Give the number of lines below that contain the word "true", and nothing else.

Information shown =>
========================================================================

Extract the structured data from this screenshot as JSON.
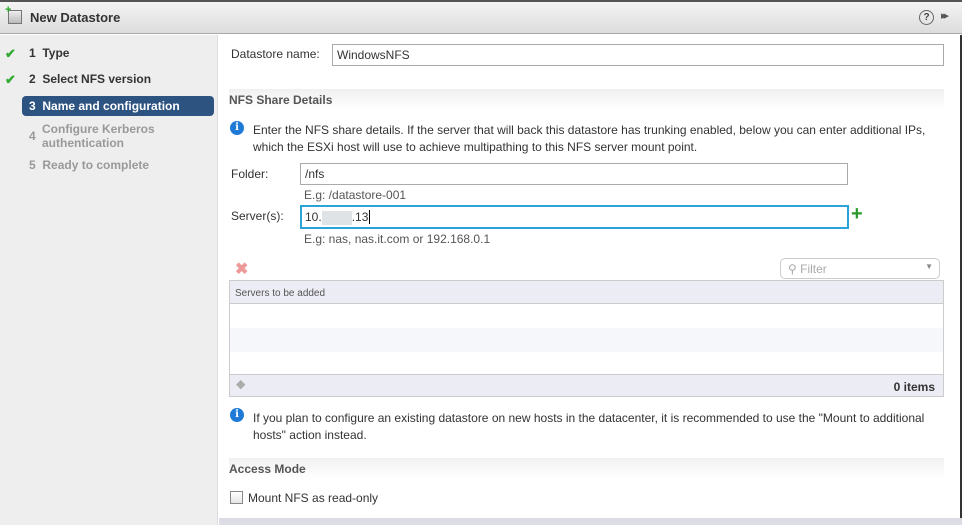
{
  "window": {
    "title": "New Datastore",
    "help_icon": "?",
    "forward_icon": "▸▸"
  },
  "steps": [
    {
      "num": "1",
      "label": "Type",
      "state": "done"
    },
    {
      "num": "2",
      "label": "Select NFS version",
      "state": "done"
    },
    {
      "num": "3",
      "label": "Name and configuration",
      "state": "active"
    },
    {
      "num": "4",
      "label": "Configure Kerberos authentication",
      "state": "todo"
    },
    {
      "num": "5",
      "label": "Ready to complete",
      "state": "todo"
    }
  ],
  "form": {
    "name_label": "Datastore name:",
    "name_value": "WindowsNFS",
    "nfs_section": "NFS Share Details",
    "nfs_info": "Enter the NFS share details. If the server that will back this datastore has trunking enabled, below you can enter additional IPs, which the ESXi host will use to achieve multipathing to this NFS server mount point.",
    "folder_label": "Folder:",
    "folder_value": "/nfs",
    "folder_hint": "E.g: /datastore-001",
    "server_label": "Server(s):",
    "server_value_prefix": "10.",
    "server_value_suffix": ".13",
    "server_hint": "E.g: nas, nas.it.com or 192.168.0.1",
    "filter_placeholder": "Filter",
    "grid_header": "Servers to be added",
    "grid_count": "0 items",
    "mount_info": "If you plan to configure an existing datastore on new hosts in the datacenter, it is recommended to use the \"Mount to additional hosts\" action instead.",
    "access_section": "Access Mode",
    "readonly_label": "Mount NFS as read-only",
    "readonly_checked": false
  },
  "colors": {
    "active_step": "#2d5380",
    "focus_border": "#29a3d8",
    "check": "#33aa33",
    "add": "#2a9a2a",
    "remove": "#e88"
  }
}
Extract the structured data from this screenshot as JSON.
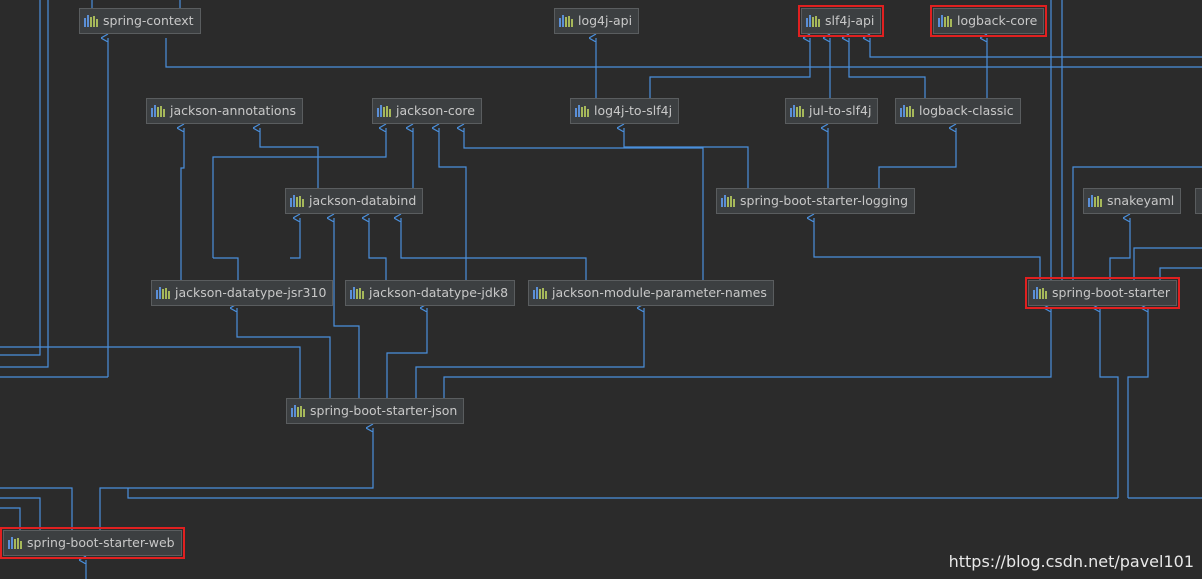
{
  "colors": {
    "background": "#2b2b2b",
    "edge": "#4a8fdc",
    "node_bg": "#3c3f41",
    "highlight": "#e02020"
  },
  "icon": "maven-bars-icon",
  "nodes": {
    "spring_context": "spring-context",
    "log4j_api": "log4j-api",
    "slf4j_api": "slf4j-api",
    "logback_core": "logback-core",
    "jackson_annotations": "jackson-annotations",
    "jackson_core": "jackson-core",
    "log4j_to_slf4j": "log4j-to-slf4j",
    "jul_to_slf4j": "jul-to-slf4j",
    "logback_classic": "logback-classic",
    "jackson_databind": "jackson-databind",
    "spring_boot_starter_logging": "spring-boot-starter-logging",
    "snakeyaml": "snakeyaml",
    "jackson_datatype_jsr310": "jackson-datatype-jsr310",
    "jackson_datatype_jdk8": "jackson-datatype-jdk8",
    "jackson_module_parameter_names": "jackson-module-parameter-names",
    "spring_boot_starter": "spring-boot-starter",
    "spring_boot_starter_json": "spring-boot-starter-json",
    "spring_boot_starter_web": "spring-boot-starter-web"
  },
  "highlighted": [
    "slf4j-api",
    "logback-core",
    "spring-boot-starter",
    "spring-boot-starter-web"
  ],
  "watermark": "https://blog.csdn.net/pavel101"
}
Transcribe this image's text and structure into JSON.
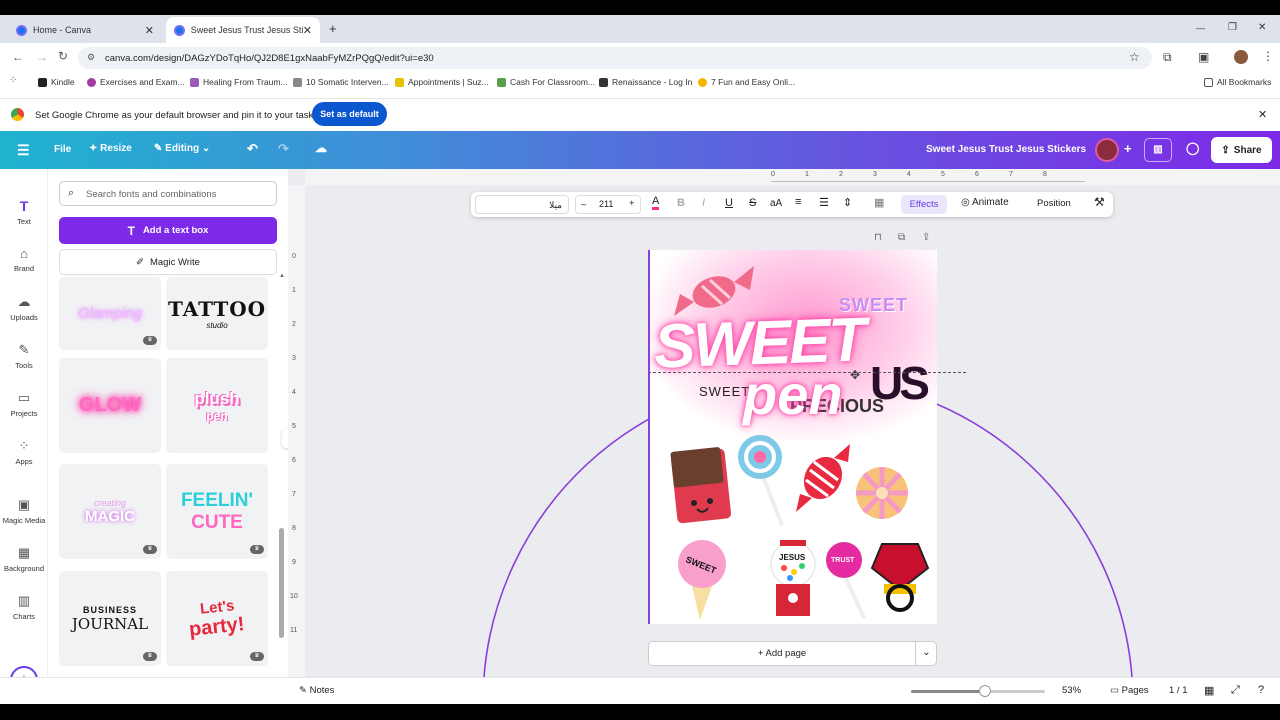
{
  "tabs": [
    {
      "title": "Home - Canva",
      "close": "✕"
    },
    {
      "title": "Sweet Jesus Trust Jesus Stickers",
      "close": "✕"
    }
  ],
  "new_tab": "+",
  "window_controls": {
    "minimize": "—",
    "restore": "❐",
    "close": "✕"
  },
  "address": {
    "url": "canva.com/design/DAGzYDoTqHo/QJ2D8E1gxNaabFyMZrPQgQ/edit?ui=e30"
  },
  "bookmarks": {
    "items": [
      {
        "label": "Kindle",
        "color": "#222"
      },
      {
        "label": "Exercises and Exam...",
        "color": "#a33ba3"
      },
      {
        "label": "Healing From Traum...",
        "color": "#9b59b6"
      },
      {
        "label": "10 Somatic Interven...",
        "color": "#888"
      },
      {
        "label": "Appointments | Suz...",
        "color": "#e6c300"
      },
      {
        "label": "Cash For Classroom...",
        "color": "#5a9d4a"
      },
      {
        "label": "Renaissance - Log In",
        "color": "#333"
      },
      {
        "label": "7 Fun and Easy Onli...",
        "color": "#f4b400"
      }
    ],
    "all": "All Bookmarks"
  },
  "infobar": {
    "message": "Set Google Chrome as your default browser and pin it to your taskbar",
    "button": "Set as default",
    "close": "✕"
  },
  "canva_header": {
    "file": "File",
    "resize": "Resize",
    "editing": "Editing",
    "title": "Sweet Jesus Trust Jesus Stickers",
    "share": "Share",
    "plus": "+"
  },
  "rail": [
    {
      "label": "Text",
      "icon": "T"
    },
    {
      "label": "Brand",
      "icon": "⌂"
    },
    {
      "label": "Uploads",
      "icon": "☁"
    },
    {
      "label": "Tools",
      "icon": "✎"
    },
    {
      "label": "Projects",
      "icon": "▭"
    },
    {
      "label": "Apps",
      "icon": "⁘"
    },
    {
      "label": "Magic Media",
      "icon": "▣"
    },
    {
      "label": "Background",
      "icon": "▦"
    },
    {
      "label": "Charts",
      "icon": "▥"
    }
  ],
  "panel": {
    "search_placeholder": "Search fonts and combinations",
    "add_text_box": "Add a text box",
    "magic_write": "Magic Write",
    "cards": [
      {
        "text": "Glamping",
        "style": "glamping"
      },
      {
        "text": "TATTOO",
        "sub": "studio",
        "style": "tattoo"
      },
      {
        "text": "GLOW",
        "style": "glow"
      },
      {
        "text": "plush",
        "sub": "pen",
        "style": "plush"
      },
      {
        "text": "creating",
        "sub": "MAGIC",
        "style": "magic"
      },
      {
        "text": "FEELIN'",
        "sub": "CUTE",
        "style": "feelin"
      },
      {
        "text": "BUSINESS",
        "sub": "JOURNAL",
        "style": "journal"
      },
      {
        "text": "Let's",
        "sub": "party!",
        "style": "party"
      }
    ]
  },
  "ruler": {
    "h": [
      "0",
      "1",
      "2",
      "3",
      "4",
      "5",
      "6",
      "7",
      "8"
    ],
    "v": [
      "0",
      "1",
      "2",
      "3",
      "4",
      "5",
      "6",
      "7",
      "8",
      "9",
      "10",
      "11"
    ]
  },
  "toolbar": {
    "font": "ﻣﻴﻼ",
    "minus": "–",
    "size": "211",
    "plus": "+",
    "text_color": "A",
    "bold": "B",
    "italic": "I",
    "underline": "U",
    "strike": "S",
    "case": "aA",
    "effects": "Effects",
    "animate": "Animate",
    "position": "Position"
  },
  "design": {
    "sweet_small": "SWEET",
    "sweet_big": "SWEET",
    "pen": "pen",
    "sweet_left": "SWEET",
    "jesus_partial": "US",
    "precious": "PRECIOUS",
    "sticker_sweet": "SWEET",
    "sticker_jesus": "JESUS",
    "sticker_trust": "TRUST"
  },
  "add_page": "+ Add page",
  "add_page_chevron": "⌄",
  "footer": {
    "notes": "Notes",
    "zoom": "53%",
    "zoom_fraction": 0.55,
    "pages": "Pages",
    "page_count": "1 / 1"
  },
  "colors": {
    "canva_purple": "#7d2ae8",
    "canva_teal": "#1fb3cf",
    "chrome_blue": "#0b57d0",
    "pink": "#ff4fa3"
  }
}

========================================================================

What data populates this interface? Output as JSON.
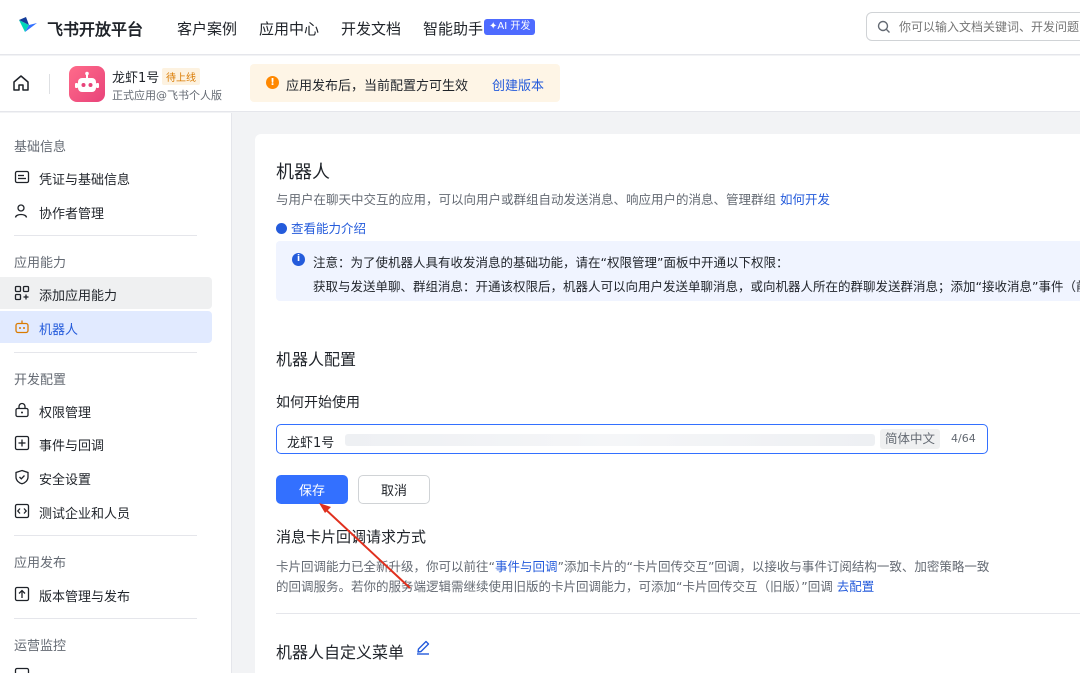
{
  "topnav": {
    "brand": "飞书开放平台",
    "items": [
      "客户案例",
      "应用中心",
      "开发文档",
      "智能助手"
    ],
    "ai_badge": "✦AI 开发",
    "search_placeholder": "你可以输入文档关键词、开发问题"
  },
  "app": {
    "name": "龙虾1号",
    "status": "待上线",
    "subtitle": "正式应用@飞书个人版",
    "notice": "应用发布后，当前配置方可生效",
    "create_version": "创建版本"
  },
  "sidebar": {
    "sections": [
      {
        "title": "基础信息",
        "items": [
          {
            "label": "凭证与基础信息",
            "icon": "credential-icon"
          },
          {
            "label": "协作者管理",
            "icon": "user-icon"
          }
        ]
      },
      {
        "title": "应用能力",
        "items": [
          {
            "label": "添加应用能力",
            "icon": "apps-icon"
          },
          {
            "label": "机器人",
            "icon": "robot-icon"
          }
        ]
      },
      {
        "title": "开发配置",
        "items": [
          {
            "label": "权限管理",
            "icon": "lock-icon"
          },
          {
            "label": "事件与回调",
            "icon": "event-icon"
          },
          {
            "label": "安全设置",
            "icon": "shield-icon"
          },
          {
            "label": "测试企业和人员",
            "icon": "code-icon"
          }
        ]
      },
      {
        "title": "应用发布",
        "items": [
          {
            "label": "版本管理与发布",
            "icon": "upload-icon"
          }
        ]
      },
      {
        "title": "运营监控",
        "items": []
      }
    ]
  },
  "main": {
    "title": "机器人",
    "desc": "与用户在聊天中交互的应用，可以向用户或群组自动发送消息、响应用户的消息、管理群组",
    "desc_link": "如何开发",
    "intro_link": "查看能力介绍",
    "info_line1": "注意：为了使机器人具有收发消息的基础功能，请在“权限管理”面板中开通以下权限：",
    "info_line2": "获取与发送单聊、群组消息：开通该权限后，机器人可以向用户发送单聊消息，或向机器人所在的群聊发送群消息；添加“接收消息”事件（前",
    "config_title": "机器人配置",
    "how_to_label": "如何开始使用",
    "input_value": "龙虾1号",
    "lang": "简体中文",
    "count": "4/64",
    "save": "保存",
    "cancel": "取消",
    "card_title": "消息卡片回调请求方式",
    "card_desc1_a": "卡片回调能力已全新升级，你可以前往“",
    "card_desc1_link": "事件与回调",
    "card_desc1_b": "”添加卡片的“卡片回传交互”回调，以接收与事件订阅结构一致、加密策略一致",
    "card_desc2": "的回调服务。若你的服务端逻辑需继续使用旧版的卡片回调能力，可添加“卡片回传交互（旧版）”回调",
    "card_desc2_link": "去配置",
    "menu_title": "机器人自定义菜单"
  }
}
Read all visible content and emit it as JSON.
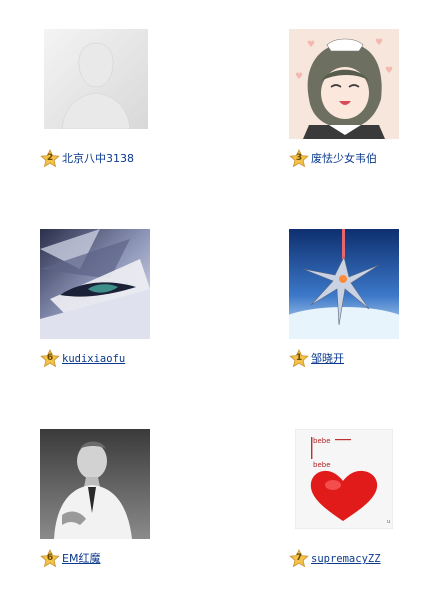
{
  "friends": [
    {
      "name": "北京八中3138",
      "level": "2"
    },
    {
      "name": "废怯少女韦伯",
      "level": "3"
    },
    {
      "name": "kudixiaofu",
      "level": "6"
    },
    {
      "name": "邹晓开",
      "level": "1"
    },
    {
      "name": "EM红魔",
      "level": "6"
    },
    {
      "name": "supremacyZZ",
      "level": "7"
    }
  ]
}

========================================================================

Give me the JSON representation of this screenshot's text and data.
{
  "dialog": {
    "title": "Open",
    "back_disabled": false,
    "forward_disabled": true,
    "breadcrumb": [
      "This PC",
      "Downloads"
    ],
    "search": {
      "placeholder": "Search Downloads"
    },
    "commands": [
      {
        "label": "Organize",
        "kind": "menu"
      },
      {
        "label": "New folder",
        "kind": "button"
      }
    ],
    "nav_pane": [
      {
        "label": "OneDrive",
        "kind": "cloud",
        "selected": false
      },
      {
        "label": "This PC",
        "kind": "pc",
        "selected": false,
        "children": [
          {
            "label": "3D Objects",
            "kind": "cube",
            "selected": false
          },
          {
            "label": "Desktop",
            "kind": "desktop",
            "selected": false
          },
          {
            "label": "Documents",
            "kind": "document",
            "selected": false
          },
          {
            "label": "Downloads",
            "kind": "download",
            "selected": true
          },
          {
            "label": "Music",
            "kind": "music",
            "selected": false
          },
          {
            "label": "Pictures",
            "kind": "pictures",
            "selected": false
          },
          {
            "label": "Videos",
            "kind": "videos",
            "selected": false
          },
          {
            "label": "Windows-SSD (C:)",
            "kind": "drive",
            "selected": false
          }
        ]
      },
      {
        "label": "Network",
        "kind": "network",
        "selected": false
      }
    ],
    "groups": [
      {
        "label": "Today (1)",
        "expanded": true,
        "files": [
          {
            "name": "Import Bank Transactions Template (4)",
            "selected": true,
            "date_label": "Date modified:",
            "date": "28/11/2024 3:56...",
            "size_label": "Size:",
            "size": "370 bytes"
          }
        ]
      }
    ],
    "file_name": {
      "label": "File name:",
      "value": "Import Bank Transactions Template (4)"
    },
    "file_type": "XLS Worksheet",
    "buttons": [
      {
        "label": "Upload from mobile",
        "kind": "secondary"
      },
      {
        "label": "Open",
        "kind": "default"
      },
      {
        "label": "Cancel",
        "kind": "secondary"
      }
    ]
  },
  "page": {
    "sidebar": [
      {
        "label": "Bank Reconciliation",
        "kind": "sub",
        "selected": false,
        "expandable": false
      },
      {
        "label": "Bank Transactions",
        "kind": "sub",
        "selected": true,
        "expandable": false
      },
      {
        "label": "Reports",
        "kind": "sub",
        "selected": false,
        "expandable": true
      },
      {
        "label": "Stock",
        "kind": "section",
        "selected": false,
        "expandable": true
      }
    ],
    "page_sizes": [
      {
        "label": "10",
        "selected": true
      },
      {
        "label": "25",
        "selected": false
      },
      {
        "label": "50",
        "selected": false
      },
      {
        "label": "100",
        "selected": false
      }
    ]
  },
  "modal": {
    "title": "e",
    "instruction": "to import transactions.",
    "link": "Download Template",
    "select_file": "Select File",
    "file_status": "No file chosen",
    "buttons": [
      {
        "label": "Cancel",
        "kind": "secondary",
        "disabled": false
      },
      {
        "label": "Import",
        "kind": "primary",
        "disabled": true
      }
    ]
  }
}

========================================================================

Answer to this task =>
9